Shared Foundation: Familiar Components
Before we dive into the distinctive features, it's worth noting that both the Videojet 6420 and 6530 cassettes share several core components that remain unchanged. These components include the cassette release button, cassette latch screw, cassette posts, handles, and cassette magnets. While these elements might seem like mere details, they play a pivotal role in ensuring the overall functionality and ease of use of these cassettes.
The Unveiling: Key Differences
1. Third Alignment Shaft
One of the significant differences between the Videojet 6420 and 6530 cassettes is the inclusion of a third alignment shaft in the latter. Positioned at the top of the cassette, this additional alignment shaft enhances precision and stability during assembly. This addition underscores the commitment to improving the operators ease of use.

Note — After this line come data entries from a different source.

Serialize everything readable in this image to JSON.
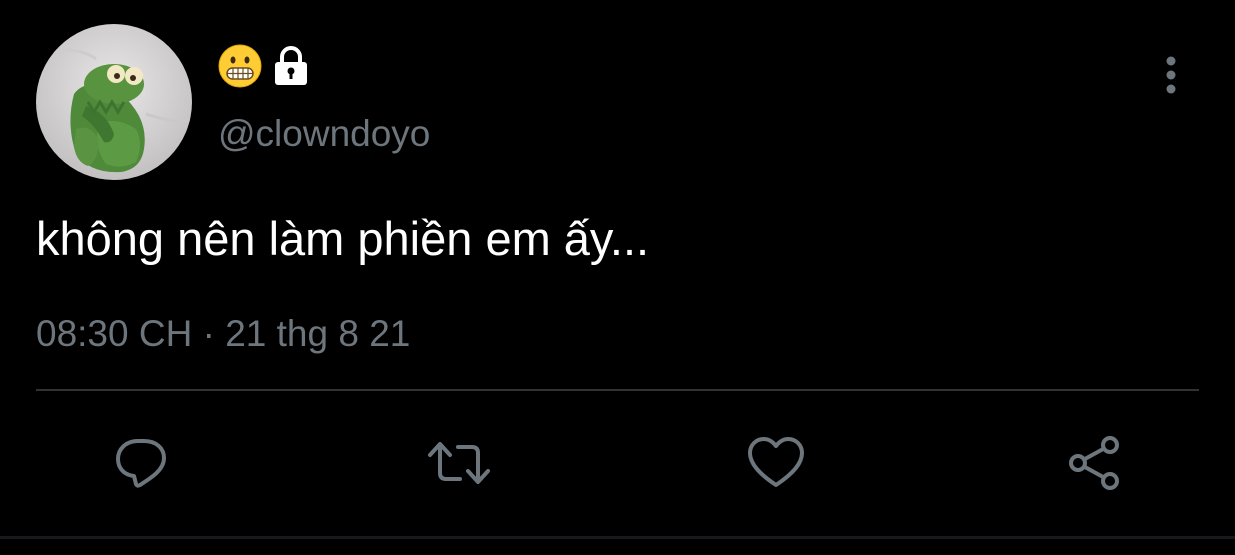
{
  "colors": {
    "background": "#000000",
    "text_primary": "#ffffff",
    "text_secondary": "#6e767d",
    "divider": "#2f3336",
    "icon": "#6e767d"
  },
  "profile": {
    "avatar": "kermit-frog-avatar",
    "name_icons": [
      "grimacing-face-emoji",
      "lock-icon"
    ],
    "handle": "@clowndoyo"
  },
  "tweet": {
    "text": "không nên làm phiền em ấy...",
    "timestamp": "08:30 CH · 21 thg 8 21"
  },
  "menu": {
    "icon": "more-vertical-icon"
  },
  "actions": [
    {
      "name": "reply",
      "icon": "reply-icon"
    },
    {
      "name": "retweet",
      "icon": "retweet-icon"
    },
    {
      "name": "like",
      "icon": "heart-icon"
    },
    {
      "name": "share",
      "icon": "share-icon"
    }
  ]
}
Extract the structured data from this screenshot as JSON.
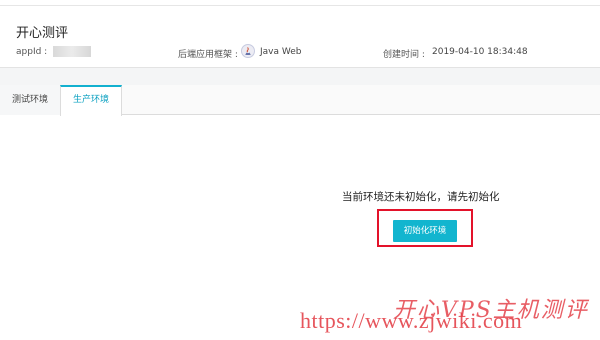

2. Change of Material: Embracing Die Cast
The adoption of die-cast material in the Videojet 6530 cassette represents a leap in engineering and design. The die-cast material not only contributes to the cassette's structural integrity but also brings about a remarkable reduction in weight. This transition to a lighter material can lead to more manageable handling, reduced strain during installation, and improved overall user experience.
3. Mandrels Redesign and Ribbon Retainment
Mandrels, which play a crucial role in guiding ribbons during the coding process, have undergone a slight yet impactful redesign in the Videojet 6530 cassette. The incorporation of a third leaf spring for ribbon retention ensures that the ribbon remains securely in place during operation, reducing the likelihood of disruptions or slipping. This design enhancement aims to minimize downtime and enhance operational efficiency.
A notable change in the Videojet 6530 cassette lies in the mandrel assemlby mechanism. The previous version employed flat head screws at the front of the cassette. In the newer iteration, these have been replaced with two M6 set screws.
Conclusion: Elevating Performance through Precision
In the world of coding and marking technology, every detail matters, and cassettes are no exception. The comparison between the Videojet 6420 and 6530 cassettes reveals a meticulous attention to detail in engineering and design. While some components remain consistent to maintain familiarity, the additions of a third alignment shaft, the adoption of die-cast material, redesign of mandrels, and the introduction of set screws reflect a commitment to elevating performance, efficiency, and user experience.
As technology continues to evolve, it's essential to acknowledge these incremental advancements that collectively contribute to the overall excellence of coding and marking systems. The journey from the past to the present exemplifies how even the most seemingly minor changes can make a profound impact on the way we code, mark, and create in today's dynamic landscape.
Reach out Today and make sure your team knows what parts are the same and what has changed.